App and web page records
# # # # #

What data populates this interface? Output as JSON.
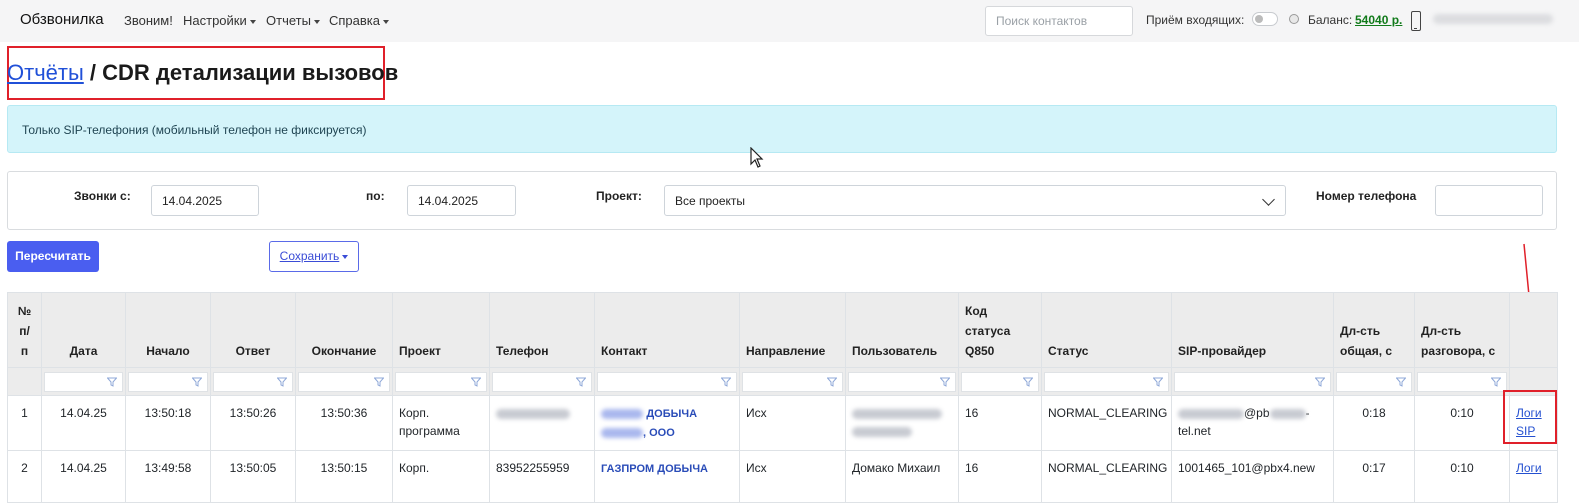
{
  "navbar": {
    "brand": "Обзвонилка",
    "items": [
      "Звоним!",
      "Настройки",
      "Отчеты",
      "Справка"
    ],
    "search_placeholder": "Поиск контактов",
    "incoming_label": "Приём входящих:",
    "balance_label": "Баланс:",
    "balance_value": "54040 р."
  },
  "title": {
    "crumb": "Отчёты",
    "separator": " / ",
    "current": "CDR детализации вызовов"
  },
  "alert": "Только SIP-телефония (мобильный телефон не фиксируется)",
  "filters": {
    "from_label": "Звонки с:",
    "from_value": "14.04.2025",
    "to_label": "по:",
    "to_value": "14.04.2025",
    "project_label": "Проект:",
    "project_value": "Все проекты",
    "phone_label": "Номер телефона"
  },
  "buttons": {
    "recalc": "Пересчитать",
    "save": "Сохранить"
  },
  "table": {
    "headers": {
      "num": [
        "№",
        "п/",
        "п"
      ],
      "date": "Дата",
      "start": "Начало",
      "answer": "Ответ",
      "end": "Окончание",
      "project": "Проект",
      "phone": "Телефон",
      "contact": "Контакт",
      "direction": "Направление",
      "user": "Пользователь",
      "q850": "Код статуса Q850",
      "status": "Статус",
      "sip": "SIP-провайдер",
      "dur_total": "Дл-сть общая, с",
      "dur_talk": "Дл-сть разговора, с"
    },
    "rows": [
      {
        "num": "1",
        "date": "14.04.25",
        "start": "13:50:18",
        "answer": "13:50:26",
        "end": "13:50:36",
        "project": "Корп. программа",
        "contact_part1": "ДОБЫЧА",
        "contact_part2": ", ООО",
        "direction": "Исх",
        "q850": "16",
        "status": "NORMAL_CLEARING",
        "sip_part1": "@pb",
        "sip_part2": "-",
        "sip_part3": "tel.net",
        "dur_total": "0:18",
        "dur_talk": "0:10",
        "logs": "Логи SIP"
      },
      {
        "num": "2",
        "date": "14.04.25",
        "start": "13:49:58",
        "answer": "13:50:05",
        "end": "13:50:15",
        "project": "Корп.",
        "phone": "83952255959",
        "contact": "ГАЗПРОМ ДОБЫЧА",
        "direction": "Исх",
        "user": "Домако Михаил",
        "q850": "16",
        "status": "NORMAL_CLEARING",
        "sip": "1001465_101@pbx4.new",
        "dur_total": "0:17",
        "dur_talk": "0:10",
        "logs": "Логи"
      }
    ]
  }
}
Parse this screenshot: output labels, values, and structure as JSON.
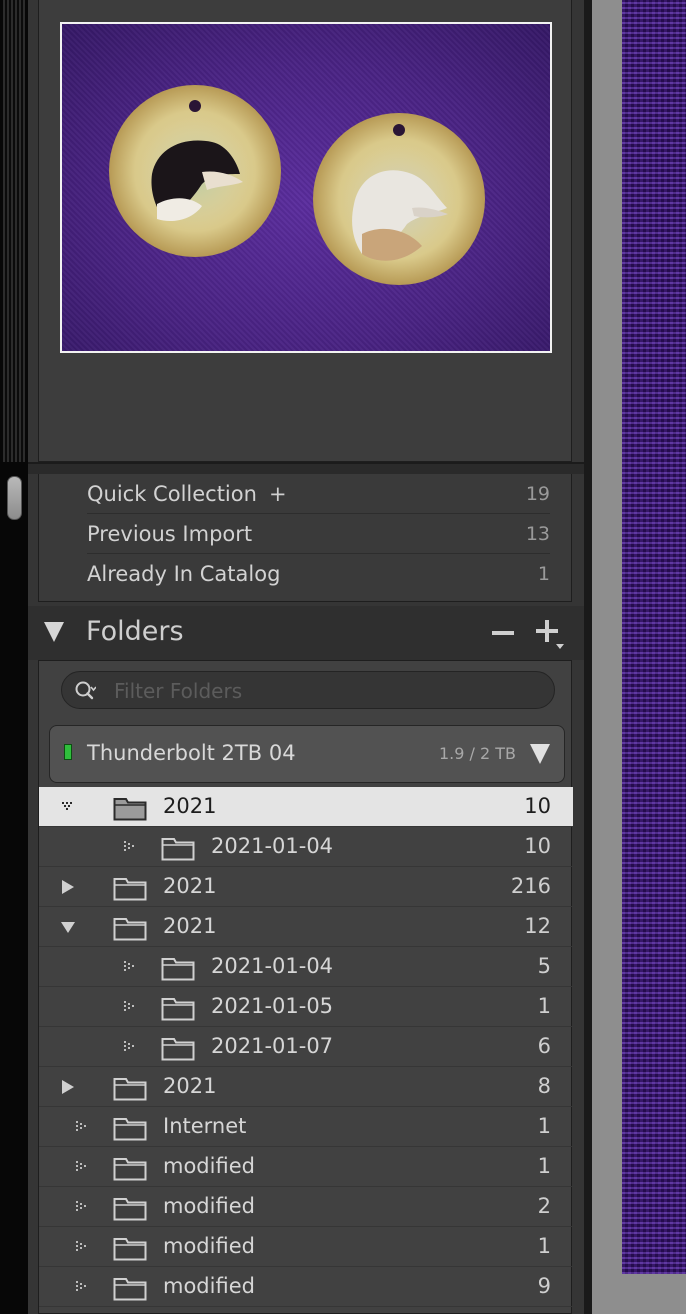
{
  "collections": {
    "quick_collection": {
      "label": "Quick Collection",
      "plus": "+",
      "count": "19"
    },
    "previous_import": {
      "label": "Previous Import",
      "count": "13"
    },
    "already_in_catalog": {
      "label": "Already In Catalog",
      "count": "1"
    }
  },
  "folders_panel": {
    "title": "Folders",
    "minus_icon": "minus-icon",
    "plus_icon": "plus-dropdown-icon",
    "filter_placeholder": "Filter Folders",
    "volume": {
      "name": "Thunderbolt 2TB 04",
      "size": "1.9 / 2 TB",
      "status_color": "#2fbf3c"
    },
    "folders": [
      {
        "name": "2021",
        "count": "10",
        "level": 0,
        "state": "expanded",
        "selected": true
      },
      {
        "name": "2021-01-04",
        "count": "10",
        "level": 1,
        "state": "leaf"
      },
      {
        "name": "2021",
        "count": "216",
        "level": 0,
        "state": "collapsed"
      },
      {
        "name": "2021",
        "count": "12",
        "level": 0,
        "state": "expanded"
      },
      {
        "name": "2021-01-04",
        "count": "5",
        "level": 1,
        "state": "leaf"
      },
      {
        "name": "2021-01-05",
        "count": "1",
        "level": 1,
        "state": "leaf"
      },
      {
        "name": "2021-01-07",
        "count": "6",
        "level": 1,
        "state": "leaf"
      },
      {
        "name": "2021",
        "count": "8",
        "level": 0,
        "state": "collapsed"
      },
      {
        "name": "Internet",
        "count": "1",
        "level": 0,
        "state": "leaf"
      },
      {
        "name": "modified",
        "count": "1",
        "level": 0,
        "state": "leaf"
      },
      {
        "name": "modified",
        "count": "2",
        "level": 0,
        "state": "leaf"
      },
      {
        "name": "modified",
        "count": "1",
        "level": 0,
        "state": "leaf"
      },
      {
        "name": "modified",
        "count": "9",
        "level": 0,
        "state": "leaf"
      }
    ]
  },
  "colors": {
    "accent_selected_row": "#e4e4e4",
    "panel_bg": "#353535",
    "preview_bg": "#4a2384"
  }
}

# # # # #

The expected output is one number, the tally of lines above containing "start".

### Answer box
3